If the COVID-19 Pandemic has proven anything about the City of Houston government, it has shown that it is a resilient organization that will find creative ways to get the job done.
One example is the Municipal Courts Department’s new Safe Harbor Court created by Judge J. Elaine Marshall, director and presiding judge for MCD.
Marshall said the court seeks to help defendants who are unable to pay their fines and fees due to financial hardships stemming from the pandemic.
“It is designed to assist defendants due to financial hardships, medical issues, or issues arising from COVID-19 in satisfying judgments and will work with defendants who produce evidence of an inability to pay fines and fees,” she said.
Under the Safe Harbor Court, two to three judges are sent into communities throughout the city to meet with people and discuss their cases.
The cases presented are Class C citations, and the judges will then give options on how to move forward.

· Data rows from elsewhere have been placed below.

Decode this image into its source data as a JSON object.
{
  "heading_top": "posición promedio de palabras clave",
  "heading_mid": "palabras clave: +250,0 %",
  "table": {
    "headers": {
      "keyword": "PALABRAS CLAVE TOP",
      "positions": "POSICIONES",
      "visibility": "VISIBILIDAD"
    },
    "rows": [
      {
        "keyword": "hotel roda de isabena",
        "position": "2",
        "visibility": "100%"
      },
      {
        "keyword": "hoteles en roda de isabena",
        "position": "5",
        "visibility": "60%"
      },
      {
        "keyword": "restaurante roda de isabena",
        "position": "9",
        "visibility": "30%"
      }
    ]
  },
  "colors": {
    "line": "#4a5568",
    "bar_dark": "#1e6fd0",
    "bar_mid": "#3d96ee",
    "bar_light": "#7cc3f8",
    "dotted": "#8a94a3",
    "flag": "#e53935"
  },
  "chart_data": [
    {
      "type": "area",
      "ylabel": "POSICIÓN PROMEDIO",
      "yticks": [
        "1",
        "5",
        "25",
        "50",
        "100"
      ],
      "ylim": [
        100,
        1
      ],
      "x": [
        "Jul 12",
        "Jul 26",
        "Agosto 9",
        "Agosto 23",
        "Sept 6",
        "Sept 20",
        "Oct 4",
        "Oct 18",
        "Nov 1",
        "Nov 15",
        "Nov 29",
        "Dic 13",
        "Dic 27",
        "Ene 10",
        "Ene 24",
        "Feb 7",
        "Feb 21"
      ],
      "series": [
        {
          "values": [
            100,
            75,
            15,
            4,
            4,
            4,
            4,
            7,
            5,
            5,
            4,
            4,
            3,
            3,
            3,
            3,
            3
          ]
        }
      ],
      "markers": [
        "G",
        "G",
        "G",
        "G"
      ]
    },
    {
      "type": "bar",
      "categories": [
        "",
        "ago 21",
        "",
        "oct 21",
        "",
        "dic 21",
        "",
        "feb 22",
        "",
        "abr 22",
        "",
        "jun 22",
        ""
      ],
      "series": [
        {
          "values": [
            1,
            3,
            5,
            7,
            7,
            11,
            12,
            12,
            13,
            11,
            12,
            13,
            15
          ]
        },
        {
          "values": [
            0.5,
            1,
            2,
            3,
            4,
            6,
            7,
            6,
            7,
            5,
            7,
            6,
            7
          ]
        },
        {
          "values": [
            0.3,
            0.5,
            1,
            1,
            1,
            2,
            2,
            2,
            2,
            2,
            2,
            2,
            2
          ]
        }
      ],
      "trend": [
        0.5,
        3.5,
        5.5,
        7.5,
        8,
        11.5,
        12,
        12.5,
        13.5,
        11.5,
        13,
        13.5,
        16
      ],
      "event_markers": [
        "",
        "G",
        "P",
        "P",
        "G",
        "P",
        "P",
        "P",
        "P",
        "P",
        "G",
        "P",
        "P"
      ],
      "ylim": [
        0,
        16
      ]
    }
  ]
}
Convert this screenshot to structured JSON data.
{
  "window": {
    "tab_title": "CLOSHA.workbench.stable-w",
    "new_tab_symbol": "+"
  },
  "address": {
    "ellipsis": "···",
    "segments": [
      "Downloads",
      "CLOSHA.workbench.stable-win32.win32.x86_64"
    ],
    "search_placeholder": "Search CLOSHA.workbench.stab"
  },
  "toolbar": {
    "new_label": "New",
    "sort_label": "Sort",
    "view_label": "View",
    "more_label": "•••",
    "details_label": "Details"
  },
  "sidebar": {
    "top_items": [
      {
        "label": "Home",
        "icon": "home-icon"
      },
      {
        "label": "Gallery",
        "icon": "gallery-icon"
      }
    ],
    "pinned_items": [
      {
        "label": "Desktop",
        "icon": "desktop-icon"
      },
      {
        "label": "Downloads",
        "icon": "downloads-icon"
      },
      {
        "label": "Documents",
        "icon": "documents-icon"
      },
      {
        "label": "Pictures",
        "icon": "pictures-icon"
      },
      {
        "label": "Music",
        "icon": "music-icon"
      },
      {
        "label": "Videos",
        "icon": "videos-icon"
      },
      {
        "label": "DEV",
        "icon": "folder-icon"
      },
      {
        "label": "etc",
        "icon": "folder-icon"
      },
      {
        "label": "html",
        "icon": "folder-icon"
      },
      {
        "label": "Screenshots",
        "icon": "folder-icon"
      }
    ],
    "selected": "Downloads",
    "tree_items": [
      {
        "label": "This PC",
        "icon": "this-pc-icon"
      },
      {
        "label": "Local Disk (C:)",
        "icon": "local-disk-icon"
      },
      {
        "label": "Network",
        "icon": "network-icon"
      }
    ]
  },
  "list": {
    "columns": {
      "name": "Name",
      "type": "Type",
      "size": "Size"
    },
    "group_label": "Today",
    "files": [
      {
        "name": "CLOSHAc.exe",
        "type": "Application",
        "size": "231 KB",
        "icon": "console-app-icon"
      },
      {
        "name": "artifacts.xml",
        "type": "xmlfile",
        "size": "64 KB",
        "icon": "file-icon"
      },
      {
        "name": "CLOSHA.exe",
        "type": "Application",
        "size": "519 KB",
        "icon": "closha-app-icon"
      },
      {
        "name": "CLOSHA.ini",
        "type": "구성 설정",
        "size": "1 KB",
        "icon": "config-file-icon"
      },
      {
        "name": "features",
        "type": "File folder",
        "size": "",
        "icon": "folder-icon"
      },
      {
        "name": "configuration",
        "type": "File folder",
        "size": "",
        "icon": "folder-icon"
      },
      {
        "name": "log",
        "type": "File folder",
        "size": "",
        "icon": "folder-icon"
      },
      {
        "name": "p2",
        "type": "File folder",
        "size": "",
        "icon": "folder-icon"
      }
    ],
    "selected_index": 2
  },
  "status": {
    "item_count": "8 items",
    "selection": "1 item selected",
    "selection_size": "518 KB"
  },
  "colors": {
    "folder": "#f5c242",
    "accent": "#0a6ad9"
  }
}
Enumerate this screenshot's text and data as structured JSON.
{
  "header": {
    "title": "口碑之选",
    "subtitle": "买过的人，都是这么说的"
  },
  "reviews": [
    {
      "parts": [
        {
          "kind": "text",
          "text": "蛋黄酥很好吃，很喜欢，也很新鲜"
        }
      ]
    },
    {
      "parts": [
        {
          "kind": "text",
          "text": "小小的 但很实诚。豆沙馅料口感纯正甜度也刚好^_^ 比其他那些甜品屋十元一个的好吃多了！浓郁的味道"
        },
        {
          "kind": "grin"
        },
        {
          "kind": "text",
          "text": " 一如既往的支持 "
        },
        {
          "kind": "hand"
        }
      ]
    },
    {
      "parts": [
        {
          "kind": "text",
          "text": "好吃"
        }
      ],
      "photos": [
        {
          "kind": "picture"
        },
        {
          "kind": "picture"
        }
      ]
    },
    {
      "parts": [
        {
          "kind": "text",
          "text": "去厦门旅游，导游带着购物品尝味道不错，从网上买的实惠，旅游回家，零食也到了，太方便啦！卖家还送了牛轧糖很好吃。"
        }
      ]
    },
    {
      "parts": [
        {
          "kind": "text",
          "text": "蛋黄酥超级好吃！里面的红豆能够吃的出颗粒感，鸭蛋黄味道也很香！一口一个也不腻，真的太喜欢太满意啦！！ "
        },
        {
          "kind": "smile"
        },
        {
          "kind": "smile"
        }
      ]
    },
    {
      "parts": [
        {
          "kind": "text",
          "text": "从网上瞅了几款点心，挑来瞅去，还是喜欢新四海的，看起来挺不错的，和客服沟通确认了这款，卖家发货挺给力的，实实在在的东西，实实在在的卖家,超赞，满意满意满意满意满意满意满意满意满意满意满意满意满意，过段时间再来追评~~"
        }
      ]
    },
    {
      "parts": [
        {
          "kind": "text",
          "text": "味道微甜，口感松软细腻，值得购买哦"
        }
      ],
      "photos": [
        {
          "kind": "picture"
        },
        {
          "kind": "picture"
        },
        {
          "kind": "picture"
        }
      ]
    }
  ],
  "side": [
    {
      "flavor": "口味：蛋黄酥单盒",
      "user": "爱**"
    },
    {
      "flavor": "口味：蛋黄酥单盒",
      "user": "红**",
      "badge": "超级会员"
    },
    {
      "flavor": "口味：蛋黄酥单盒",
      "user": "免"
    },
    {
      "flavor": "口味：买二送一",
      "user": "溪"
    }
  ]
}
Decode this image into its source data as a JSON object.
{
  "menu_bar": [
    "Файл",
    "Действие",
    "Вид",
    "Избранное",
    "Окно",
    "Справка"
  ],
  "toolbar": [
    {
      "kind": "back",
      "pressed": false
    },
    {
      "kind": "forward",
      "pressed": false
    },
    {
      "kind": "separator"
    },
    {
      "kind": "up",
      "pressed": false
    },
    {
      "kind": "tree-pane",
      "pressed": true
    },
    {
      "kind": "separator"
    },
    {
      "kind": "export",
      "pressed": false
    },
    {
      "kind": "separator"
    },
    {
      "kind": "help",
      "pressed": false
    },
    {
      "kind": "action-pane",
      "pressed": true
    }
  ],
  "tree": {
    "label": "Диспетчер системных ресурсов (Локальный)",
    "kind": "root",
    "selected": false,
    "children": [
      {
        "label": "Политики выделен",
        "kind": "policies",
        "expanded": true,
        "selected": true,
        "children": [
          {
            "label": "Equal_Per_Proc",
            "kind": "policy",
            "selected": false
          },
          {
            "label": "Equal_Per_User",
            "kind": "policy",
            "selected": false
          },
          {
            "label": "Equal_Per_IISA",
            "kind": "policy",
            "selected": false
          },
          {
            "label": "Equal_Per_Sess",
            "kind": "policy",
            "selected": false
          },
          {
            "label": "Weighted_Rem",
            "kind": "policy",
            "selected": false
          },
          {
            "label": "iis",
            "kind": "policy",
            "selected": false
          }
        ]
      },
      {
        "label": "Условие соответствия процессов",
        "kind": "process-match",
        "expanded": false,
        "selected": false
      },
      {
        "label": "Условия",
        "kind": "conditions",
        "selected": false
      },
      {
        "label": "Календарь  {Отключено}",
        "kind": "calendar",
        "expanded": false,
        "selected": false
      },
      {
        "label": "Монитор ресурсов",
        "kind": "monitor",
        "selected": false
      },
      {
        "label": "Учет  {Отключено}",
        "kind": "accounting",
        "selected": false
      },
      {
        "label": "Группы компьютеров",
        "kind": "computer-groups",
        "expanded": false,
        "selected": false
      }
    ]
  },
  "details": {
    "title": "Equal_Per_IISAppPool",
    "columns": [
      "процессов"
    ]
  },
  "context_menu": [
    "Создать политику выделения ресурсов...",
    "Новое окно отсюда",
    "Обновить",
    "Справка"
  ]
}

“My judges will also go out into the communities to talk to citizens, to ease their fears and explain what they will need to present to get some assistance,” she said.
Marshall said evidence hardships caused by COVID-19 include bank statements, eviction notices, food stamps, WIC, CHIP, SSI TANF, and other items the judges request.Judges then determine the validity of claims on a case by case basis.
Options available to residents include fine forgiveness, deferred payment, and community service options that will be available for residents who qualify.
“My intent is to relax their fears of arrest and help them understand that the Safe Harbor Court is designed to help,” Marshall said. “This court is designed to look at individual circumstances surrounding their judgments and try find solutions that work.
“Some fines are completely forgiven, and some are extended, but not indefinitely,” Marshall said.
Mayor Sylvester Turner approved the Safe Harbor Court as part of his Complete Communities Initiative and the Task Force on Police Reform.
The department announced the Safe Harbor Court during a press conference Oct. 23. Marshall said they begin seeing their first cases Oct. 26. “We assisted the citizens who came in and were able to help them satisfy their judgements,” she added.
Marshall reiterated the importance of providing some form of relief for residents who are facing financial hardship during the pandemic, as well as fear.
“My vision is for it to be a place for citizens who have not been able to satisfy judgments against them and find themselves in a place where they have an inability to pay to come into our court without fear of arrest and talk to judges about their situation,” she said.
Marshall said she wants to continue Turner’s vision for Complete Communities and assist Houstonians who have lost their jobs, housing, and feel hopeless due to the pandemic and other issues.
“We are the fourth largest city in the United States. I want to be able to help our citizens get through this period.
We will make a difference in Houston, in the lives of our citizens that need assistance, a lot who have been affected and devasted by COVID-19,” she said.
People entering the courthouse will be required to wear face masks or facial coverings and have their temperatures.
This will be done in conjunction with Mayor Turner’s and CDC guidelines to protect the public and MCD staff from the spread of COVID-19.
For information, call the City of Houston Helpline at 3-1-1 or 713-837-0311 if outside of the City of Houston, or visit the Municipal Courts website at www.houstontx.gov/courts.